Welcome to October! Today must be Poll Day, as media groups try to determine the lay of the land ahead of the first debate on Wednesday. The new Washington Post/ABC News poll put the national race in a virtual tie at 49/47 for Barack Obama, and so does the new Politico/GWU Battleground Poll. In both cases, the national results look more or less like stasis, except the Battleground poll shows a little movement for Romney among independents — and a slight slackening of Democratic enthusiasm:
A new POLITICO/George Washington University Battleground Poll of likely voters shows President Barack Obama ahead 49 percent to 47 percent, a point closer than a week ago and still within the margin of error.
Romney now leads by 4 points among independents, up slightly from a week ago. The Republican must overperform with that group to make up for the near monolithic support of African-Americans for Obama, as well as the huge Democratic advantage among Latinos and women.
I’m not sure that’s true, although it could be. Obama won independents by eight on his way to a seven-point overall victory in 2008, and arguably the turnout among those minority groups was historic in support of Obama. Unless they’re planning to turn out in even bigger numbers this time around, Obama can’t afford to lose independents.
Speaking of turnout …
Democratic intensity has slipped slightly to 75 percent. A week before last, still in the afterglow of their convention, 81 percent of Democrats called themselves “extremely likely” to vote. Republican enthusiasm, meanwhile, held steady around 80 percent.

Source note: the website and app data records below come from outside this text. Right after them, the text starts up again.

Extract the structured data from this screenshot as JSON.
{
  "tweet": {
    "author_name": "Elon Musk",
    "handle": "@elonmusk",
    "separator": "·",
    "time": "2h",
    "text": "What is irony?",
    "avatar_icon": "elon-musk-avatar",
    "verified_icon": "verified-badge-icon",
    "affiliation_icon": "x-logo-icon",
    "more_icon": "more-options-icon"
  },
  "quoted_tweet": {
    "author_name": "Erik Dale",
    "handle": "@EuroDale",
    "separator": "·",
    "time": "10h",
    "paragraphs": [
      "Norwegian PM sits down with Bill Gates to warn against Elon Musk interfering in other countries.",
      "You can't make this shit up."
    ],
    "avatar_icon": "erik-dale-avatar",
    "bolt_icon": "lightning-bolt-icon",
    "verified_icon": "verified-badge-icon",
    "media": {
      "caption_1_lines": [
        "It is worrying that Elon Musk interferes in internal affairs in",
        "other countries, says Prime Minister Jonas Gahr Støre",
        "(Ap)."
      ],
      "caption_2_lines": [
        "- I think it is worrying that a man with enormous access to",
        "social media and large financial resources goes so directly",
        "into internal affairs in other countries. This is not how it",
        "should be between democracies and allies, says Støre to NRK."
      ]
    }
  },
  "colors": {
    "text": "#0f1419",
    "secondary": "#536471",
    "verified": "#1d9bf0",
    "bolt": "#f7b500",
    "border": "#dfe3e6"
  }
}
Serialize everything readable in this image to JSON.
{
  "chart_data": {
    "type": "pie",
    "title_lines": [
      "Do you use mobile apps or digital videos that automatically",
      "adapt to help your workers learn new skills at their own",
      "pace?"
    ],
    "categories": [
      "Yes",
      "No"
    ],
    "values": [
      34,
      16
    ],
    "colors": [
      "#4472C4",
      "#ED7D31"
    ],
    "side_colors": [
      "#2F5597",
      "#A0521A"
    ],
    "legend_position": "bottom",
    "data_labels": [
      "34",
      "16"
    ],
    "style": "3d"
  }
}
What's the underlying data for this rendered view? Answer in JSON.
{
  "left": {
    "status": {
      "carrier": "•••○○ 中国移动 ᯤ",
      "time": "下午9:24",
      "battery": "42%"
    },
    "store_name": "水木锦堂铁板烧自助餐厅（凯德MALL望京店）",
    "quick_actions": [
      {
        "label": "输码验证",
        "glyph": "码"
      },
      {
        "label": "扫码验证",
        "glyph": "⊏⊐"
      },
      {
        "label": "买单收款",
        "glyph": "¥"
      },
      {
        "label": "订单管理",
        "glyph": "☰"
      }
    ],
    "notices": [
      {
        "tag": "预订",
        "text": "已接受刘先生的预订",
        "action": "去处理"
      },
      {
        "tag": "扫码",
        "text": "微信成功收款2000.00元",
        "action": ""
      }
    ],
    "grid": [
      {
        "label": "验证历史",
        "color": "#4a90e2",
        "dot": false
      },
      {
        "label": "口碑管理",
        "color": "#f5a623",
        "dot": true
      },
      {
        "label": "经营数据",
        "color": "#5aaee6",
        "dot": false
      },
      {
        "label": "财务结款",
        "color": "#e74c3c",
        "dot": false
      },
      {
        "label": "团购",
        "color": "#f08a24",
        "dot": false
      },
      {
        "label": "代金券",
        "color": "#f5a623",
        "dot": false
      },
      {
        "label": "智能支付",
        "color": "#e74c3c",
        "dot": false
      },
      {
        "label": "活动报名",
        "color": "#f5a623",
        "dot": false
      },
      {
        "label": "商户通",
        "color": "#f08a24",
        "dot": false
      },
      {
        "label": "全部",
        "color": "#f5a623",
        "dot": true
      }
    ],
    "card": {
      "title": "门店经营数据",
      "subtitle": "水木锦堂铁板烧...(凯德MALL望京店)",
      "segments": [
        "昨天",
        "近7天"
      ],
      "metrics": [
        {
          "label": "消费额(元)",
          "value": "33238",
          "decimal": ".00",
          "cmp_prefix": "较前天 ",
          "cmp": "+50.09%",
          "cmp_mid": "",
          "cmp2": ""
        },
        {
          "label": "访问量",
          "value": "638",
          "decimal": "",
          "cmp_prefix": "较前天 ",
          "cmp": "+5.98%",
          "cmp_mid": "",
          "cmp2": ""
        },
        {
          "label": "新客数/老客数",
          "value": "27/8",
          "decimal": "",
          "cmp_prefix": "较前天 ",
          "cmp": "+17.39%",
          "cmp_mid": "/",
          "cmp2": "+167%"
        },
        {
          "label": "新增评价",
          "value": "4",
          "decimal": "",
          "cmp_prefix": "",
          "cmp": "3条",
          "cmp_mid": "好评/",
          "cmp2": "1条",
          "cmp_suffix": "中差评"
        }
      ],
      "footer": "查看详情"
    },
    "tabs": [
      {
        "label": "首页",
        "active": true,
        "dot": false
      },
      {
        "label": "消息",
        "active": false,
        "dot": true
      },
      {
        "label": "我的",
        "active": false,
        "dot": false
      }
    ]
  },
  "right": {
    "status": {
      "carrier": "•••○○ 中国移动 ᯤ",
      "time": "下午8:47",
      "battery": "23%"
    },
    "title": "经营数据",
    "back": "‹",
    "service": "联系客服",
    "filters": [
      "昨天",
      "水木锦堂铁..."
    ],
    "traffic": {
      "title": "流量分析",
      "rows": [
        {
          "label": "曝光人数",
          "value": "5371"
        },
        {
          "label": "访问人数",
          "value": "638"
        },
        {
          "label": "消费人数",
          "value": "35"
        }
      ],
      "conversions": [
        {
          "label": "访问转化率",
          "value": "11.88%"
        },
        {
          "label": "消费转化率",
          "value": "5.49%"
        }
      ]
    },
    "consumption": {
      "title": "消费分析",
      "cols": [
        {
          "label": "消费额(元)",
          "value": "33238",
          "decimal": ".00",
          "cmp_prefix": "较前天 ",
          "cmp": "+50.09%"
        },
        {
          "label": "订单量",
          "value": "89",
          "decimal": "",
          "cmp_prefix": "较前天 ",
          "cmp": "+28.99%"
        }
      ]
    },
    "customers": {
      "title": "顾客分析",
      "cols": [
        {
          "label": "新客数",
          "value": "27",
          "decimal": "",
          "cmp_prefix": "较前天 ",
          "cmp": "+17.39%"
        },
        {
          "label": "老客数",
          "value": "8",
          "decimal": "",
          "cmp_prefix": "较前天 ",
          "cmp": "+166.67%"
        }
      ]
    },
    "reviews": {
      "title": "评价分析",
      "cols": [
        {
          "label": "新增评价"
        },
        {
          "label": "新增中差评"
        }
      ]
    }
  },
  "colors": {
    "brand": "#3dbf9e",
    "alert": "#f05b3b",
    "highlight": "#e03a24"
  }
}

The Democratic strategy has clearly been a base-turnout model, which requires a lot of enthusiasm among the party faithful. If that has begun to slack off, Democrats can’t afford to lose independents to Romney unless they can suppress Republican and independent turnout. That’s what they’ve tried to do with their Romney-just-might-be-a-felon! campaign this summer, but so far it doesn’t appear to be succeeding.
There isn’t any sampling data for the Battleground poll, but the topline result of a virtual tie seems to be right in line with reality. In lieu of sample analysis, I’ll leave readers with these thoughts from Jim Geraghty:
Now, when we see small shifts of one or two points week to week, we shouldn’t make that big a deal out of it, whether the news is good or bad. But when Obama is ahead by 2 in these two, ahead by 2 in Rasmussen’s tracking poll, and up 5 in Gallup’s tracking poll… the idea that Obama has a small but consistent lead seems increasingly plausible, with he in the high 40s and Romney in the mid 40s. A tough climb ahead for Romney, but not an insurmountable one, since the remaining undecideds are unlikely to hold many more votes for the incumbent.
One of the factors that is striking about recent polling is the intense divide on perceptions of how the country is doing. In the Battleground poll: “Among all likely voters, 56 percent say the country is on the wrong track. This number has fallen because 72 percent of Democrats and 73 percent of African-Americans now say the country is on the right track. Yet two in three independents still think the country’s on the wrong track.”
The term “faith-based initiative” comes to mind.
Nothing changes until at least after this week’s debate, and it might take all three to break one candidate out from the other.